- **Records for this exercise**
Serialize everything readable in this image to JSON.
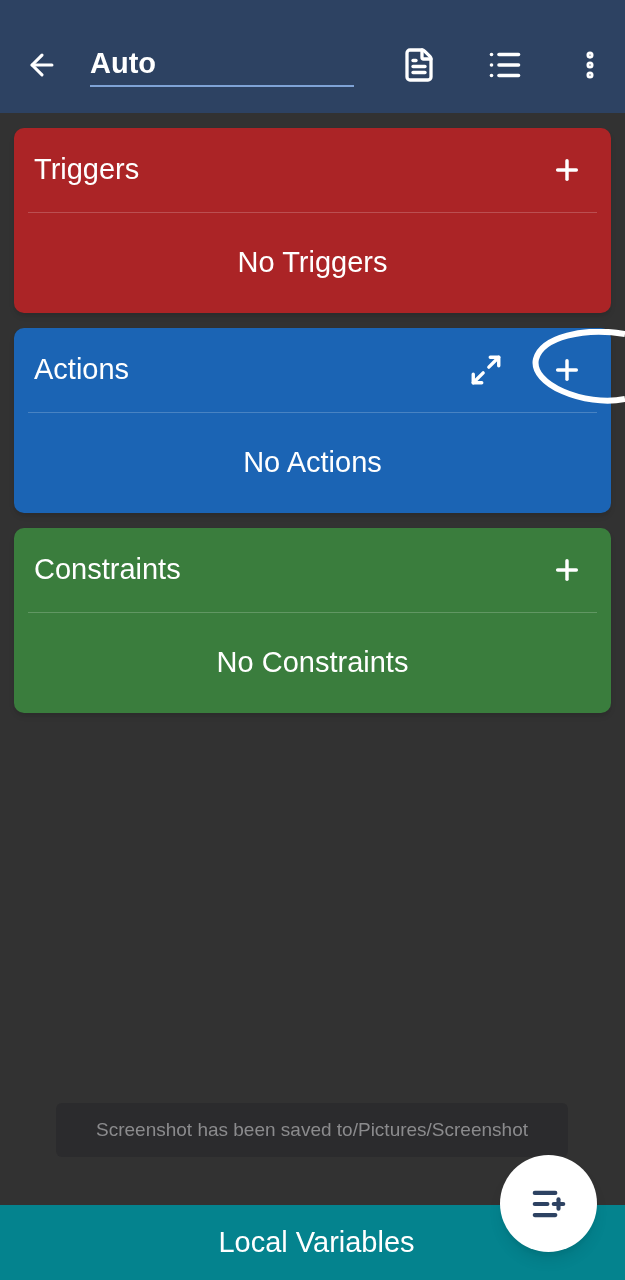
{
  "app_bar": {
    "title": "Auto"
  },
  "sections": [
    {
      "title": "Triggers",
      "empty_text": "No Triggers",
      "color": "#ab2426",
      "expandable": false,
      "highlighted": false
    },
    {
      "title": "Actions",
      "empty_text": "No Actions",
      "color": "#1b64b4",
      "expandable": true,
      "highlighted": true
    },
    {
      "title": "Constraints",
      "empty_text": "No Constraints",
      "color": "#3a7d3d",
      "expandable": false,
      "highlighted": false
    }
  ],
  "toast": "Screenshot has been saved to/Pictures/Screenshot",
  "bottom_bar": {
    "label": "Local Variables"
  }
}
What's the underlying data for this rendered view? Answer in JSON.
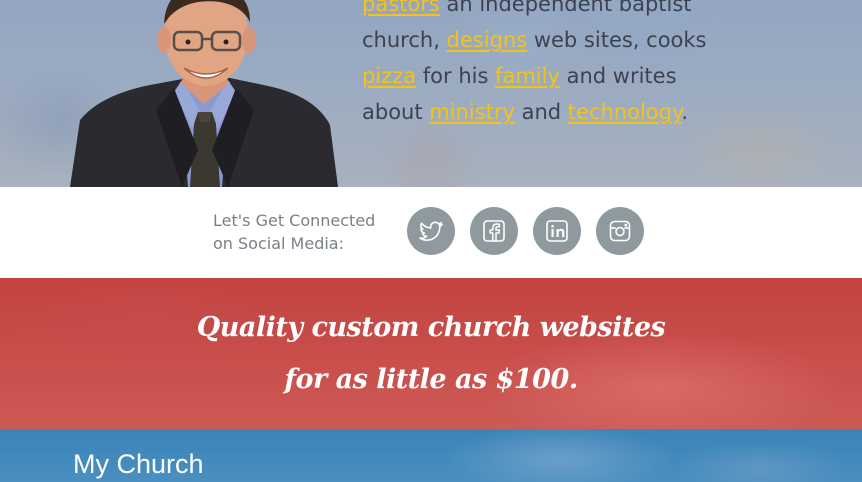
{
  "hero": {
    "text_parts": [
      {
        "text": "pastors",
        "link": true
      },
      {
        "text": " an independent baptist church, ",
        "link": false
      },
      {
        "text": "designs",
        "link": true
      },
      {
        "text": " web sites, cooks ",
        "link": false
      },
      {
        "text": "pizza",
        "link": true
      },
      {
        "text": " for his ",
        "link": false
      },
      {
        "text": "family",
        "link": true
      },
      {
        "text": " and writes about ",
        "link": false
      },
      {
        "text": "ministry",
        "link": true
      },
      {
        "text": " and ",
        "link": false
      },
      {
        "text": "technology",
        "link": true
      },
      {
        "text": ".",
        "link": false
      }
    ],
    "link_color": "#f4c319",
    "text_color": "#3c4250"
  },
  "social": {
    "label_line1": "Let's Get Connected",
    "label_line2": "on Social Media:",
    "icons": [
      "twitter-icon",
      "facebook-icon",
      "linkedin-icon",
      "instagram-icon"
    ],
    "icon_color": "#8f9a9e"
  },
  "promo": {
    "line1": "Quality custom church websites",
    "line2": "for as little as $100.",
    "background": "#c24340"
  },
  "church": {
    "title": "My Church",
    "background": "#3a84b8"
  }
}
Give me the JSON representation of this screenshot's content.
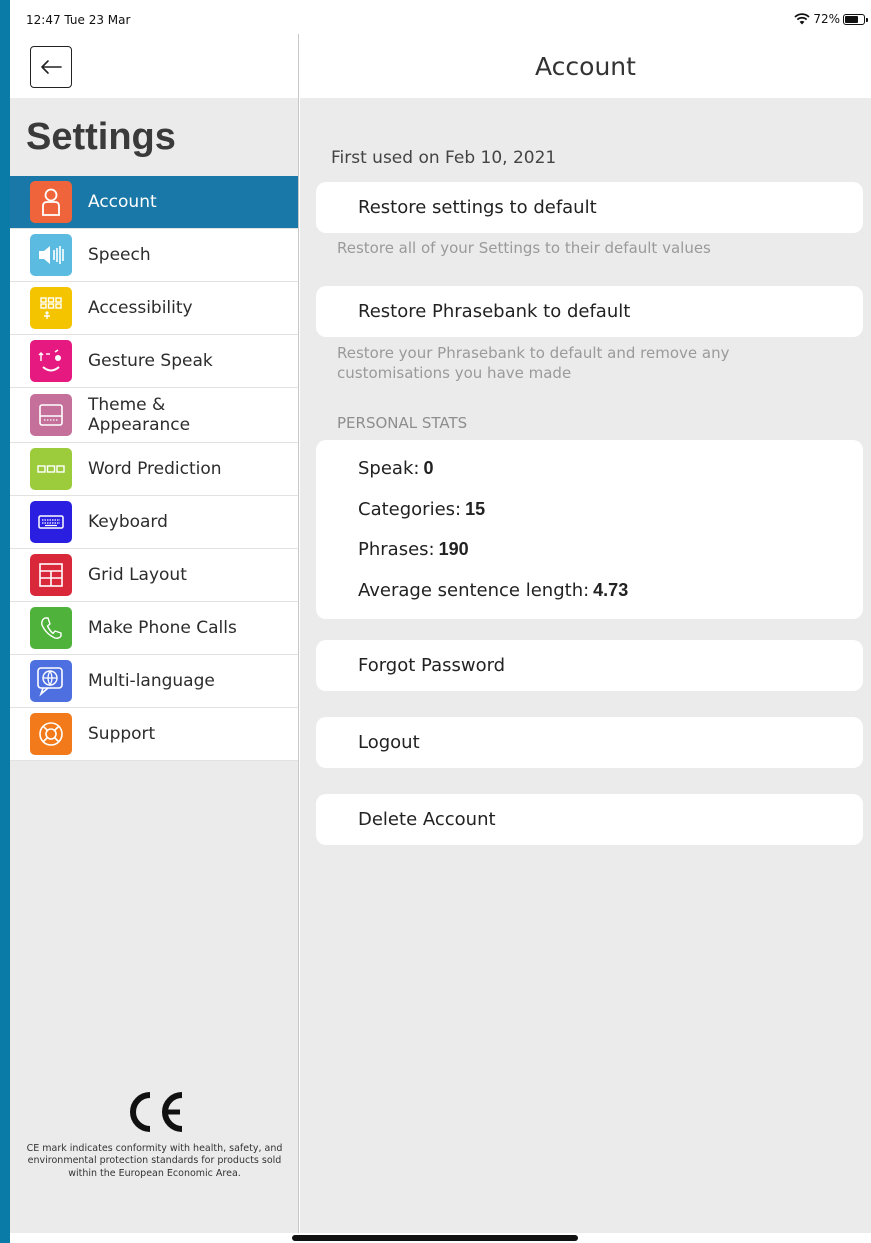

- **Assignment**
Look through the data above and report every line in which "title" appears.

- **Reply**
    "title": "Auto"
      "title": "Triggers",
      "title": "Actions",
      "title": "Constraints",
    "title": "My Church",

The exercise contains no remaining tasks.